[Opening RECORDS FOR THE TASK section]

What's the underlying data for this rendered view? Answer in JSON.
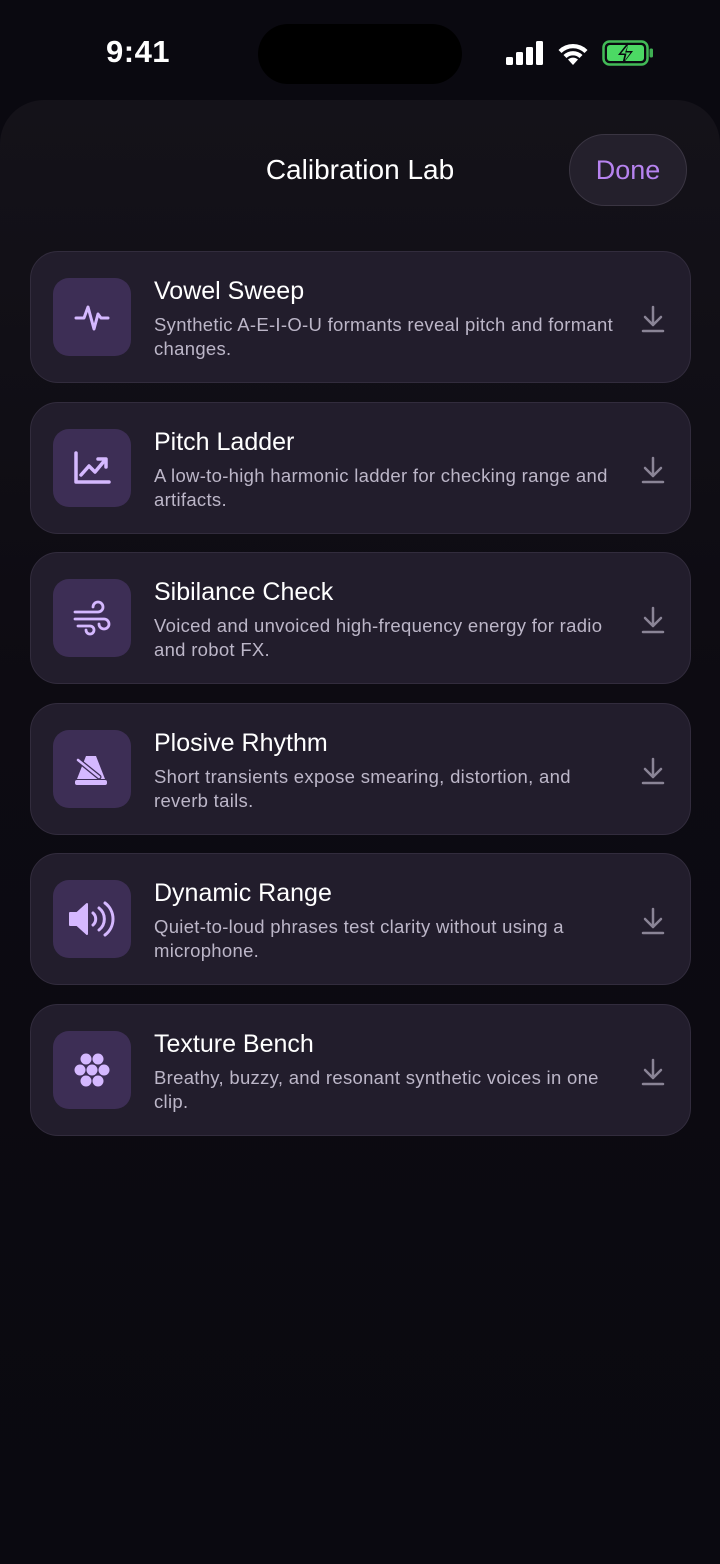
{
  "status_bar": {
    "time": "9:41"
  },
  "header": {
    "title": "Calibration Lab",
    "done_label": "Done"
  },
  "colors": {
    "accent": "#b783f0",
    "card_bg": "#221d2c",
    "icon_tile": "#3d2e55",
    "battery": "#4cd964"
  },
  "items": [
    {
      "title": "Vowel Sweep",
      "description": "Synthetic A-E-I-O-U formants reveal pitch and formant changes.",
      "icon": "waveform-pulse-icon"
    },
    {
      "title": "Pitch Ladder",
      "description": "A low-to-high harmonic ladder for checking range and artifacts.",
      "icon": "trend-chart-icon"
    },
    {
      "title": "Sibilance Check",
      "description": "Voiced and unvoiced high-frequency energy for radio and robot FX.",
      "icon": "wind-icon"
    },
    {
      "title": "Plosive Rhythm",
      "description": "Short transients expose smearing, distortion, and reverb tails.",
      "icon": "metronome-icon"
    },
    {
      "title": "Dynamic Range",
      "description": "Quiet-to-loud phrases test clarity without using a microphone.",
      "icon": "speaker-wave-icon"
    },
    {
      "title": "Texture Bench",
      "description": "Breathy, buzzy, and resonant synthetic voices in one clip.",
      "icon": "dots-cluster-icon"
    }
  ]
}
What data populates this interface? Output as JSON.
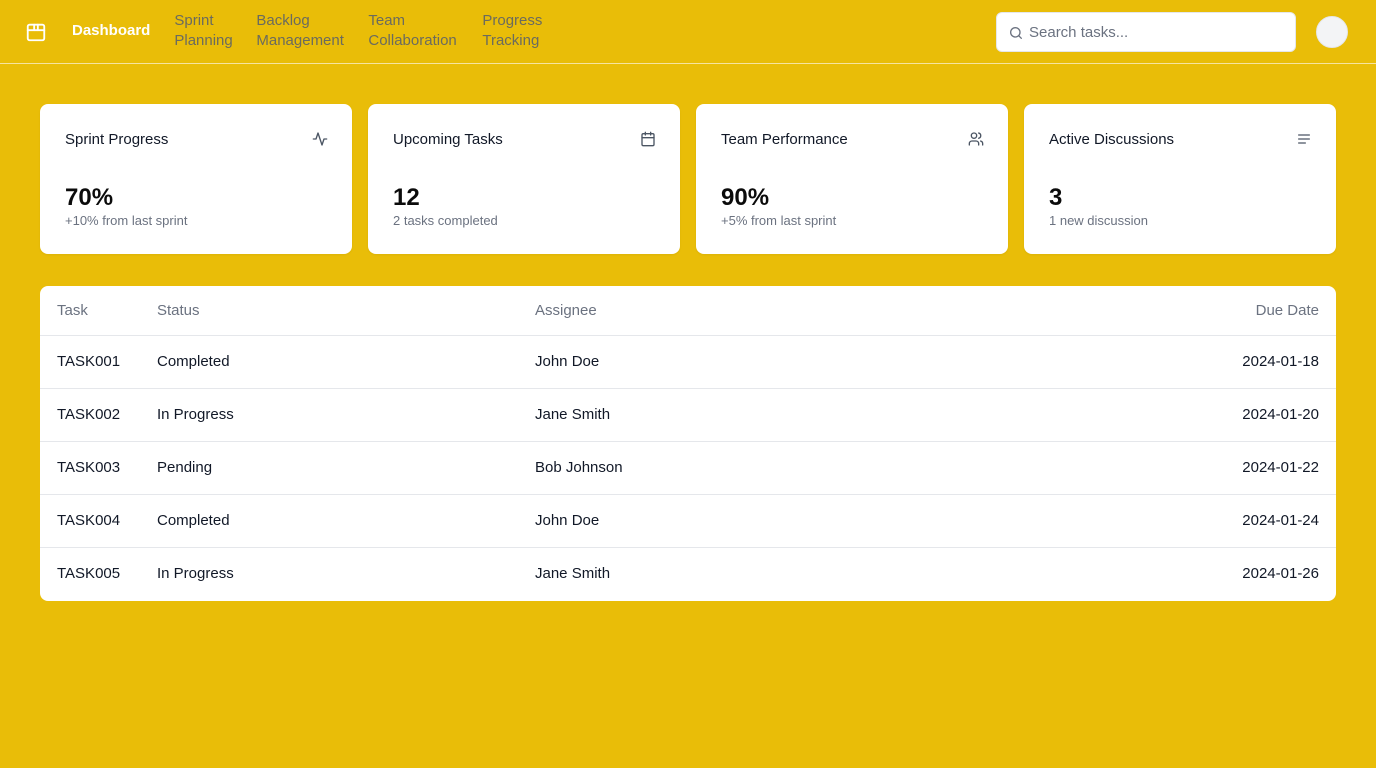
{
  "nav": {
    "items": [
      {
        "label": "Dashboard",
        "active": true
      },
      {
        "label": "Sprint Planning"
      },
      {
        "label": "Backlog Management"
      },
      {
        "label": "Team Collaboration"
      },
      {
        "label": "Progress Tracking"
      }
    ]
  },
  "search": {
    "placeholder": "Search tasks...",
    "icon": "search-icon"
  },
  "cards": [
    {
      "title": "Sprint Progress",
      "value": "70%",
      "sub": "+10% from last sprint",
      "icon": "activity-icon"
    },
    {
      "title": "Upcoming Tasks",
      "value": "12",
      "sub": "2 tasks completed",
      "icon": "calendar-icon"
    },
    {
      "title": "Team Performance",
      "value": "90%",
      "sub": "+5% from last sprint",
      "icon": "users-icon"
    },
    {
      "title": "Active Discussions",
      "value": "3",
      "sub": "1 new discussion",
      "icon": "lines-icon"
    }
  ],
  "table": {
    "headers": [
      "Task",
      "Status",
      "Assignee",
      "Due Date"
    ],
    "rows": [
      [
        "TASK001",
        "Completed",
        "John Doe",
        "2024-01-18"
      ],
      [
        "TASK002",
        "In Progress",
        "Jane Smith",
        "2024-01-20"
      ],
      [
        "TASK003",
        "Pending",
        "Bob Johnson",
        "2024-01-22"
      ],
      [
        "TASK004",
        "Completed",
        "John Doe",
        "2024-01-24"
      ],
      [
        "TASK005",
        "In Progress",
        "Jane Smith",
        "2024-01-26"
      ]
    ]
  },
  "colors": {
    "background": "#e9bd08",
    "card": "#ffffff",
    "muted": "#6b7280"
  }
}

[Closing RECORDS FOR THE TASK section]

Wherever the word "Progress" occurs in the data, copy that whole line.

        "label": "Progress Tracking"
      "title": "Sprint Progress",
        "In Progress",
        "In Progress",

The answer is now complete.